DATA RECORDS ::

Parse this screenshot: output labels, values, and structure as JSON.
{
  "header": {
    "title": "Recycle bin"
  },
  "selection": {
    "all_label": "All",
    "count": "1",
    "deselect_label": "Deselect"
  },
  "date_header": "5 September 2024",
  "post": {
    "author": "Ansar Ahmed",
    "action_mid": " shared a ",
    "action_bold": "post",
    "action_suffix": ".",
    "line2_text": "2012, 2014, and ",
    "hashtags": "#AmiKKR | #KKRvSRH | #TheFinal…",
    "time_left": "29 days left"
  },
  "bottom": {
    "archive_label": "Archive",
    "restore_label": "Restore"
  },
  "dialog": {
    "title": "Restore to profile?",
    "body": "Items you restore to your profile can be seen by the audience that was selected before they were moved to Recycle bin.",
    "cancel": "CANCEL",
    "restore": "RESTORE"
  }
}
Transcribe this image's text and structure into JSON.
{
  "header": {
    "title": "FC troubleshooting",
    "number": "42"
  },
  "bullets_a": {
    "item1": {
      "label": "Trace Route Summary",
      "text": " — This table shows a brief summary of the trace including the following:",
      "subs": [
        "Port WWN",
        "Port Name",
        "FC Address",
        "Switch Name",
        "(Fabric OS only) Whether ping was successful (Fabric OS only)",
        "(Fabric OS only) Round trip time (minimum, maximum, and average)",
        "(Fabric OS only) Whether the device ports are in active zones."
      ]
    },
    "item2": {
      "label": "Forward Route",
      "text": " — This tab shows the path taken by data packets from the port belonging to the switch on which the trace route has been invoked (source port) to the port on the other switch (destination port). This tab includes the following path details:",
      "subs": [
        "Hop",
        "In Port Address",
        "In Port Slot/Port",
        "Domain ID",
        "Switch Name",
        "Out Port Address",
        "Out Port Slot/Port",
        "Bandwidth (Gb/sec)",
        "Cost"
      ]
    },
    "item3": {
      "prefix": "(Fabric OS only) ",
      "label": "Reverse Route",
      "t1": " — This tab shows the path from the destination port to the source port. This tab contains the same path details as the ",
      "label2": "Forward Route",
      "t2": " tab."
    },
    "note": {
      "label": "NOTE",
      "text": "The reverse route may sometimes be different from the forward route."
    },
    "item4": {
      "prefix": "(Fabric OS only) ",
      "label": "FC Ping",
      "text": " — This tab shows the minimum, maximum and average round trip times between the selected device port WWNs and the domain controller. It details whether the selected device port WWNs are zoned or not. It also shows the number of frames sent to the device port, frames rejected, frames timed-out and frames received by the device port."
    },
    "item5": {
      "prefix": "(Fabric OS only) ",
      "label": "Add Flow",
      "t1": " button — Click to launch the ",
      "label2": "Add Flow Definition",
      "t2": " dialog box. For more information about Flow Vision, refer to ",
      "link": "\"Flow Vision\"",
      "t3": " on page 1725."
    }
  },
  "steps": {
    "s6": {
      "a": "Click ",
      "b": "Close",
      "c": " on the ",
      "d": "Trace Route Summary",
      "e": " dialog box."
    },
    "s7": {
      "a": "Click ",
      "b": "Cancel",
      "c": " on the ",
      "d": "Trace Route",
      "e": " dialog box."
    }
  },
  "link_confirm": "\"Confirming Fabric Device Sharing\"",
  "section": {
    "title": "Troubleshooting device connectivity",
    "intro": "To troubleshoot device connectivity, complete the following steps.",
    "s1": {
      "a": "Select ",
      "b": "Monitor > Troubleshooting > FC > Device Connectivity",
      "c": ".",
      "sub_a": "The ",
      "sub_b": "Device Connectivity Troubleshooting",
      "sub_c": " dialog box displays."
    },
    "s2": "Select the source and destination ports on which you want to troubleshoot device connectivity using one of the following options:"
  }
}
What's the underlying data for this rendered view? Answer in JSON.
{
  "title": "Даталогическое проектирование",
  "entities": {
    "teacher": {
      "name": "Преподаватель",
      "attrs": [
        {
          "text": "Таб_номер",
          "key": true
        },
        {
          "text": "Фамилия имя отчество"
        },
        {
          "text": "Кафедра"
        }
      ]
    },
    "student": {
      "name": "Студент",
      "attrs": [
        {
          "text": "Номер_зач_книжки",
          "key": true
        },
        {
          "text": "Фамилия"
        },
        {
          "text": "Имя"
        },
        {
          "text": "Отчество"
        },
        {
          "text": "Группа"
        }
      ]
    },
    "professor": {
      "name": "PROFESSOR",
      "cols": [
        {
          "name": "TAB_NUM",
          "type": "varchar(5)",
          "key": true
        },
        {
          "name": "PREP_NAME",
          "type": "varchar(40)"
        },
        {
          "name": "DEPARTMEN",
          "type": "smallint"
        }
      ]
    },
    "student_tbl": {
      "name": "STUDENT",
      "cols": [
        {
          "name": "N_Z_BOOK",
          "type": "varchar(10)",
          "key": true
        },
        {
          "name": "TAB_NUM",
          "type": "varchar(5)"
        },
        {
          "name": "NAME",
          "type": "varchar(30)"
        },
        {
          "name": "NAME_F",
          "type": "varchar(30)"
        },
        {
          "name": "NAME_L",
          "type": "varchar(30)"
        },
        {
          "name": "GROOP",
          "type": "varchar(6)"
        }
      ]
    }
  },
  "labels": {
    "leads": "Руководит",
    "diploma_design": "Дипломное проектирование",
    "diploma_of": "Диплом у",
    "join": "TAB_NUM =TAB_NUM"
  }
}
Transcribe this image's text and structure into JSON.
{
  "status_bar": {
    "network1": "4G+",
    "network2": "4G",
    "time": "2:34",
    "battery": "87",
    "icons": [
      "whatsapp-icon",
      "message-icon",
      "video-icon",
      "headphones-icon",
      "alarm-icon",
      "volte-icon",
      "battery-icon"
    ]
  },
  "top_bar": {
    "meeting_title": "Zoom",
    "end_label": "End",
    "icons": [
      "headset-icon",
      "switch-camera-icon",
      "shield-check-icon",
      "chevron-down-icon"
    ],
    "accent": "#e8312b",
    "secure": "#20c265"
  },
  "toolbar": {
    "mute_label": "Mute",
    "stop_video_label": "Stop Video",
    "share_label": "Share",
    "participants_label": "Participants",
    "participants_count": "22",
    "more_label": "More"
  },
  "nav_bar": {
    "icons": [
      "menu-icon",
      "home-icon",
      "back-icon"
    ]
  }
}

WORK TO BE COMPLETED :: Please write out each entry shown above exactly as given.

EXPECTED ANSWER ::
Parse this screenshot: output labels, values, and structure as JSON.
{
  "header": {
    "title": "Recycle bin"
  },
  "selection": {
    "all_label": "All",
    "count": "1",
    "deselect_label": "Deselect"
  },
  "date_header": "5 September 2024",
  "post": {
    "author": "Ansar Ahmed",
    "action_mid": " shared a ",
    "action_bold": "post",
    "action_suffix": ".",
    "line2_text": "2012, 2014, and ",
    "hashtags": "#AmiKKR | #KKRvSRH | #TheFinal…",
    "time_left": "29 days left"
  },
  "bottom": {
    "archive_label": "Archive",
    "restore_label": "Restore"
  },
  "dialog": {
    "title": "Restore to profile?",
    "body": "Items you restore to your profile can be seen by the audience that was selected before they were moved to Recycle bin.",
    "cancel": "CANCEL",
    "restore": "RESTORE"
  }
}
Transcribe this image's text and structure into JSON.
{
  "header": {
    "title": "FC troubleshooting",
    "number": "42"
  },
  "bullets_a": {
    "item1": {
      "label": "Trace Route Summary",
      "text": " — This table shows a brief summary of the trace including the following:",
      "subs": [
        "Port WWN",
        "Port Name",
        "FC Address",
        "Switch Name",
        "(Fabric OS only) Whether ping was successful (Fabric OS only)",
        "(Fabric OS only) Round trip time (minimum, maximum, and average)",
        "(Fabric OS only) Whether the device ports are in active zones."
      ]
    },
    "item2": {
      "label": "Forward Route",
      "text": " — This tab shows the path taken by data packets from the port belonging to the switch on which the trace route has been invoked (source port) to the port on the other switch (destination port). This tab includes the following path details:",
      "subs": [
        "Hop",
        "In Port Address",
        "In Port Slot/Port",
        "Domain ID",
        "Switch Name",
        "Out Port Address",
        "Out Port Slot/Port",
        "Bandwidth (Gb/sec)",
        "Cost"
      ]
    },
    "item3": {
      "prefix": "(Fabric OS only) ",
      "label": "Reverse Route",
      "t1": " — This tab shows the path from the destination port to the source port. This tab contains the same path details as the ",
      "label2": "Forward Route",
      "t2": " tab."
    },
    "note": {
      "label": "NOTE",
      "text": "The reverse route may sometimes be different from the forward route."
    },
    "item4": {
      "prefix": "(Fabric OS only) ",
      "label": "FC Ping",
      "text": " — This tab shows the minimum, maximum and average round trip times between the selected device port WWNs and the domain controller. It details whether the selected device port WWNs are zoned or not. It also shows the number of frames sent to the device port, frames rejected, frames timed-out and frames received by the device port."
    },
    "item5": {
      "prefix": "(Fabric OS only) ",
      "label": "Add Flow",
      "t1": " button — Click to launch the ",
      "label2": "Add Flow Definition",
      "t2": " dialog box. For more information about Flow Vision, refer to ",
      "link": "\"Flow Vision\"",
      "t3": " on page 1725."
    }
  },
  "steps": {
    "s6": {
      "a": "Click ",
      "b": "Close",
      "c": " on the ",
      "d": "Trace Route Summary",
      "e": " dialog box."
    },
    "s7": {
      "a": "Click ",
      "b": "Cancel",
      "c": " on the ",
      "d": "Trace Route",
      "e": " dialog box."
    }
  },
  "link_confirm": "\"Confirming Fabric Device Sharing\"",
  "section": {
    "title": "Troubleshooting device connectivity",
    "intro": "To troubleshoot device connectivity, complete the following steps.",
    "s1": {
      "a": "Select ",
      "b": "Monitor > Troubleshooting > FC > Device Connectivity",
      "c": ".",
      "sub_a": "The ",
      "sub_b": "Device Connectivity Troubleshooting",
      "sub_c": " dialog box displays."
    },
    "s2": "Select the source and destination ports on which you want to troubleshoot device connectivity using one of the following options:"
  }
}
What's the underlying data for this rendered view? Answer in JSON.
{
  "title": "Даталогическое проектирование",
  "entities": {
    "teacher": {
      "name": "Преподаватель",
      "attrs": [
        {
          "text": "Таб_номер",
          "key": true
        },
        {
          "text": "Фамилия имя отчество"
        },
        {
          "text": "Кафедра"
        }
      ]
    },
    "student": {
      "name": "Студент",
      "attrs": [
        {
          "text": "Номер_зач_книжки",
          "key": true
        },
        {
          "text": "Фамилия"
        },
        {
          "text": "Имя"
        },
        {
          "text": "Отчество"
        },
        {
          "text": "Группа"
        }
      ]
    },
    "professor": {
      "name": "PROFESSOR",
      "cols": [
        {
          "name": "TAB_NUM",
          "type": "varchar(5)",
          "key": true
        },
        {
          "name": "PREP_NAME",
          "type": "varchar(40)"
        },
        {
          "name": "DEPARTMEN",
          "type": "smallint"
        }
      ]
    },
    "student_tbl": {
      "name": "STUDENT",
      "cols": [
        {
          "name": "N_Z_BOOK",
          "type": "varchar(10)",
          "key": true
        },
        {
          "name": "TAB_NUM",
          "type": "varchar(5)"
        },
        {
          "name": "NAME",
          "type": "varchar(30)"
        },
        {
          "name": "NAME_F",
          "type": "varchar(30)"
        },
        {
          "name": "NAME_L",
          "type": "varchar(30)"
        },
        {
          "name": "GROOP",
          "type": "varchar(6)"
        }
      ]
    }
  },
  "labels": {
    "leads": "Руководит",
    "diploma_design": "Дипломное проектирование",
    "diploma_of": "Диплом у",
    "join": "TAB_NUM =TAB_NUM"
  }
}
Transcribe this image's text and structure into JSON.
{
  "status_bar": {
    "network1": "4G+",
    "network2": "4G",
    "time": "2:34",
    "battery": "87",
    "icons": [
      "whatsapp-icon",
      "message-icon",
      "video-icon",
      "headphones-icon",
      "alarm-icon",
      "volte-icon",
      "battery-icon"
    ]
  },
  "top_bar": {
    "meeting_title": "Zoom",
    "end_label": "End",
    "icons": [
      "headset-icon",
      "switch-camera-icon",
      "shield-check-icon",
      "chevron-down-icon"
    ],
    "accent": "#e8312b",
    "secure": "#20c265"
  },
  "toolbar": {
    "mute_label": "Mute",
    "stop_video_label": "Stop Video",
    "share_label": "Share",
    "participants_label": "Participants",
    "participants_count": "22",
    "more_label": "More"
  },
  "nav_bar": {
    "icons": [
      "menu-icon",
      "home-icon",
      "back-icon"
    ]
  }
}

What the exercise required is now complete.